Wang Xianzheng, director of the State Administration of Work Safety, pledged to continue to close small coal mines operating illegally and those that do not meet work safety requirements.
Priority will be given to five provinces which have proved black spots for coal mine accidents: North China's Shanxi Province, Central China's Henan Province, Southwest China's Guizhou Province, and Northeast China's Heilongjiang and Jilin provinces.
Statistics reveal that 2,584 accidents occurred in coal mines throughout China from January to September, killing a total of 4,498 people.
More than 70 percent of work accidents in China occurred in private companies, administration figures disclosed.
"We require all coal mines to insure their employees with industrial injury insurance to protect their legal interests," said Shan Chunchang, a vice-administrator.
The State Administration of Work Safety will also cooperate with the All-China Federation of Trade Unions to strengthen the power of the unions in those small coal mines, Shan said.

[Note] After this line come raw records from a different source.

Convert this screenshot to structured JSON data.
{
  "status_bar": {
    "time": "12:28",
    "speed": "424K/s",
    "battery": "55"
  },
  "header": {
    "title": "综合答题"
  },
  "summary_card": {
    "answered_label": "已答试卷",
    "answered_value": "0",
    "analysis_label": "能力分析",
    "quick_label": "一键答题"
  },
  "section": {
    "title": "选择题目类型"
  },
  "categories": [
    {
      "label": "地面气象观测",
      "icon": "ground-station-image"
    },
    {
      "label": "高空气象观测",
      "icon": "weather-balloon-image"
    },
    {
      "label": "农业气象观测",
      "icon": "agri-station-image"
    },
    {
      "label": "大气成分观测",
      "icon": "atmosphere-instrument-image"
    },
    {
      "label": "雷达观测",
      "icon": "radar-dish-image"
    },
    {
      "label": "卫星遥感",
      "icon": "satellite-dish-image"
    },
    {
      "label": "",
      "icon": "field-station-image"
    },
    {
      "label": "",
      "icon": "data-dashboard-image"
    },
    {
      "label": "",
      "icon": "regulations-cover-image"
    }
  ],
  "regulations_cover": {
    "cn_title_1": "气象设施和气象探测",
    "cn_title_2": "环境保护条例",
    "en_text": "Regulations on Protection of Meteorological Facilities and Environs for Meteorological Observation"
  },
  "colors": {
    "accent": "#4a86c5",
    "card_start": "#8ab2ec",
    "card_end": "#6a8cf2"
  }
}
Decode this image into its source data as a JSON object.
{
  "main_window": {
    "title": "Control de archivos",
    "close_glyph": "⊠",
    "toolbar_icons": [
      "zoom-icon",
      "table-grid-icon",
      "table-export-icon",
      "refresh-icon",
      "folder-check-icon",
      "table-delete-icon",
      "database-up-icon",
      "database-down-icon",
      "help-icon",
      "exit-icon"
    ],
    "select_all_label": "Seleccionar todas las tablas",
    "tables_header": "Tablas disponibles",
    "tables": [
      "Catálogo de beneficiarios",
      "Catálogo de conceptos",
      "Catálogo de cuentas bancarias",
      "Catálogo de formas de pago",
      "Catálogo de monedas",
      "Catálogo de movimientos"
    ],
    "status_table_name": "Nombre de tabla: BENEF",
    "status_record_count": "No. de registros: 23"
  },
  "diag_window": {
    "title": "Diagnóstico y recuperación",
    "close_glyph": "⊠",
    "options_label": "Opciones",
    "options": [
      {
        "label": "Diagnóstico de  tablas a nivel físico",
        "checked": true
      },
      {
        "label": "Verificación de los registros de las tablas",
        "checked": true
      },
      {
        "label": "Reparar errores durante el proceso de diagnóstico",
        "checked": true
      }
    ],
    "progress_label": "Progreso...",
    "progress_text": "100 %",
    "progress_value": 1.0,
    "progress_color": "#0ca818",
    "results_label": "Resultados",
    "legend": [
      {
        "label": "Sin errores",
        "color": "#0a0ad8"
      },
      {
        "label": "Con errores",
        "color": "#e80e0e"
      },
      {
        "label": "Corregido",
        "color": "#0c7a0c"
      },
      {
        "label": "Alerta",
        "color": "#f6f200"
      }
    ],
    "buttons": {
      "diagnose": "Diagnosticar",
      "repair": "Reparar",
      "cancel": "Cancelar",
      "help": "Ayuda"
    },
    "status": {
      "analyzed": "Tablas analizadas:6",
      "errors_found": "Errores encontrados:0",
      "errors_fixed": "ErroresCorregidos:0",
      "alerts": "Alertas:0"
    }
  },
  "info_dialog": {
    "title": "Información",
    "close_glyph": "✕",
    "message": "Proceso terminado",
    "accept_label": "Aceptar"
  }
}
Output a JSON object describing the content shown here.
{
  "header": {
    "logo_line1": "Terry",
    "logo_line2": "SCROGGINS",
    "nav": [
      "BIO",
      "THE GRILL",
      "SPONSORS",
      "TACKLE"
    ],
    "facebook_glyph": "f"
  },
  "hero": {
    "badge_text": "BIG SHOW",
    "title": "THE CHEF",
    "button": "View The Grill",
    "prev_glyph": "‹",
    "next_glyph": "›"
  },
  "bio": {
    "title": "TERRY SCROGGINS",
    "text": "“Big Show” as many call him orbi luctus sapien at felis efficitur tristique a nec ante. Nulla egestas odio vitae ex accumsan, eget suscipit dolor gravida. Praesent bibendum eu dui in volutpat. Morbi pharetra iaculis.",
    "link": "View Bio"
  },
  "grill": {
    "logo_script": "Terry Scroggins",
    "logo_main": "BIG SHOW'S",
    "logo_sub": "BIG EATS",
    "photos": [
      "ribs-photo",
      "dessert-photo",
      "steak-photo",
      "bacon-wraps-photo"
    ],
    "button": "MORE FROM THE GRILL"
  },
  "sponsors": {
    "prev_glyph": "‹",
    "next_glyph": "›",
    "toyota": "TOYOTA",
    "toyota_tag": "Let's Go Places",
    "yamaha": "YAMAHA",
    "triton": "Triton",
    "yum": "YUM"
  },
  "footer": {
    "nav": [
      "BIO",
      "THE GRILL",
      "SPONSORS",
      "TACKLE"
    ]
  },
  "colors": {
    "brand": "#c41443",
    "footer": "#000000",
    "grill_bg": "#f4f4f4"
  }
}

Earlier this year, the State Economic and Trade Commission published a special regulation on the inspection and management of safety instruments and products used in coal mines and three other regulations on safe production.
Another 14 regulations on work safety are expected to be published by the end of next year, including a regulation to ascertain responsibility for serious coal mine accidents.
They form part of efforts to guarantee the efficient implementation of the State law on work safety, which will officially come into force on Friday.
Monday, however, a fire at Ertang Coal Mine in Nanning, capital of South China's Guangxi Zhuang Autonomous Region, left 21 miners dead, Xinhua reported.
Five miners survived the accident which occurred about 4:00 am. Nine others are still missing, local rescuers said.
(China Daily October 30, 2002)